DATASET CONTENT:
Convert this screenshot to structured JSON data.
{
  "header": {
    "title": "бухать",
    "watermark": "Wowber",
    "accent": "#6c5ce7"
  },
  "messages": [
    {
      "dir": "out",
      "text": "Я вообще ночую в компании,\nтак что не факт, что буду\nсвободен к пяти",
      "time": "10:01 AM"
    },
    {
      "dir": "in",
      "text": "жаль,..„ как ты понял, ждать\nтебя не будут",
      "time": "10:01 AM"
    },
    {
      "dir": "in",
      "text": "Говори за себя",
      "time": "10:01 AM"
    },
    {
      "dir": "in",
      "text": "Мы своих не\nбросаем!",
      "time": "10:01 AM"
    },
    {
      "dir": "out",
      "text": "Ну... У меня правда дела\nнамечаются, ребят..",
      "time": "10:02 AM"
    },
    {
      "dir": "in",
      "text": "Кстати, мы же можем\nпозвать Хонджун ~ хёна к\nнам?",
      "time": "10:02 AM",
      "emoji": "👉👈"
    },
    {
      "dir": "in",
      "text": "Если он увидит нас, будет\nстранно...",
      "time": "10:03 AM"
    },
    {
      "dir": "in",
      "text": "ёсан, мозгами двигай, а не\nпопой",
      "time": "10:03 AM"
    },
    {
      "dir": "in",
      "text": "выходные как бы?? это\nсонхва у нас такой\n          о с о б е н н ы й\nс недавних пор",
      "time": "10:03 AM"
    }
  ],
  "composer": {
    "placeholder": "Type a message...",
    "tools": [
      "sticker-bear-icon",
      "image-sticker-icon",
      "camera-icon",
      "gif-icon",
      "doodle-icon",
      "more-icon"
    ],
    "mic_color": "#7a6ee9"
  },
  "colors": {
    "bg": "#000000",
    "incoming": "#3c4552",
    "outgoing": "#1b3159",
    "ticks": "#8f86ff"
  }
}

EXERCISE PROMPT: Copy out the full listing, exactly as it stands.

EXPECTED OUTPUT:
Convert this screenshot to structured JSON data.
{
  "header": {
    "title": "бухать",
    "watermark": "Wowber",
    "accent": "#6c5ce7"
  },
  "messages": [
    {
      "dir": "out",
      "text": "Я вообще ночую в компании,\nтак что не факт, что буду\nсвободен к пяти",
      "time": "10:01 AM"
    },
    {
      "dir": "in",
      "text": "жаль,..„ как ты понял, ждать\nтебя не будут",
      "time": "10:01 AM"
    },
    {
      "dir": "in",
      "text": "Говори за себя",
      "time": "10:01 AM"
    },
    {
      "dir": "in",
      "text": "Мы своих не\nбросаем!",
      "time": "10:01 AM"
    },
    {
      "dir": "out",
      "text": "Ну... У меня правда дела\nнамечаются, ребят..",
      "time": "10:02 AM"
    },
    {
      "dir": "in",
      "text": "Кстати, мы же можем\nпозвать Хонджун ~ хёна к\nнам?",
      "time": "10:02 AM",
      "emoji": "👉👈"
    },
    {
      "dir": "in",
      "text": "Если он увидит нас, будет\nстранно...",
      "time": "10:03 AM"
    },
    {
      "dir": "in",
      "text": "ёсан, мозгами двигай, а не\nпопой",
      "time": "10:03 AM"
    },
    {
      "dir": "in",
      "text": "выходные как бы?? это\nсонхва у нас такой\n          о с о б е н н ы й\nс недавних пор",
      "time": "10:03 AM"
    }
  ],
  "composer": {
    "placeholder": "Type a message...",
    "tools": [
      "sticker-bear-icon",
      "image-sticker-icon",
      "camera-icon",
      "gif-icon",
      "doodle-icon",
      "more-icon"
    ],
    "mic_color": "#7a6ee9"
  },
  "colors": {
    "bg": "#000000",
    "incoming": "#3c4552",
    "outgoing": "#1b3159",
    "ticks": "#8f86ff"
  }
}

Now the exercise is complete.